### Supplied information
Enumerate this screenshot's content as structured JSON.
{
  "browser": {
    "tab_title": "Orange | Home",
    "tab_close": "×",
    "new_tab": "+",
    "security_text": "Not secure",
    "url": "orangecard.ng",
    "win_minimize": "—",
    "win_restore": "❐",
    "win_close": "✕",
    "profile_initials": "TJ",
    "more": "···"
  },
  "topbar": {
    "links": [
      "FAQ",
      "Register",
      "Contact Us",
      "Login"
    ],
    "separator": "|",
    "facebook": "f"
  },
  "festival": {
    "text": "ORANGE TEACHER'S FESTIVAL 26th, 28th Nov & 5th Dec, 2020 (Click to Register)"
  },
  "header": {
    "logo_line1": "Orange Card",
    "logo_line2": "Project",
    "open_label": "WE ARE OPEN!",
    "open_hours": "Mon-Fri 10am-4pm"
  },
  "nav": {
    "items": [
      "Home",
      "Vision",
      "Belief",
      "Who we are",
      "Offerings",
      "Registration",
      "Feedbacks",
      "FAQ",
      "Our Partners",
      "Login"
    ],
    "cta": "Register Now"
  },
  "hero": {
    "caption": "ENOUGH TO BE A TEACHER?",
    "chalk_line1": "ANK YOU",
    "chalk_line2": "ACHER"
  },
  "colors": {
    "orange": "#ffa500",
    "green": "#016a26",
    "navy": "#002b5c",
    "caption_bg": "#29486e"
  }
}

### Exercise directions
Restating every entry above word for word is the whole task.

### Task output
Enumerate this screenshot's content as structured JSON.
{
  "browser": {
    "tab_title": "Orange | Home",
    "tab_close": "×",
    "new_tab": "+",
    "security_text": "Not secure",
    "url": "orangecard.ng",
    "win_minimize": "—",
    "win_restore": "❐",
    "win_close": "✕",
    "profile_initials": "TJ",
    "more": "···"
  },
  "topbar": {
    "links": [
      "FAQ",
      "Register",
      "Contact Us",
      "Login"
    ],
    "separator": "|",
    "facebook": "f"
  },
  "festival": {
    "text": "ORANGE TEACHER'S FESTIVAL 26th, 28th Nov & 5th Dec, 2020 (Click to Register)"
  },
  "header": {
    "logo_line1": "Orange Card",
    "logo_line2": "Project",
    "open_label": "WE ARE OPEN!",
    "open_hours": "Mon-Fri 10am-4pm"
  },
  "nav": {
    "items": [
      "Home",
      "Vision",
      "Belief",
      "Who we are",
      "Offerings",
      "Registration",
      "Feedbacks",
      "FAQ",
      "Our Partners",
      "Login"
    ],
    "cta": "Register Now"
  },
  "hero": {
    "caption": "ENOUGH TO BE A TEACHER?",
    "chalk_line1": "ANK YOU",
    "chalk_line2": "ACHER"
  },
  "colors": {
    "orange": "#ffa500",
    "green": "#016a26",
    "navy": "#002b5c",
    "caption_bg": "#29486e"
  }
}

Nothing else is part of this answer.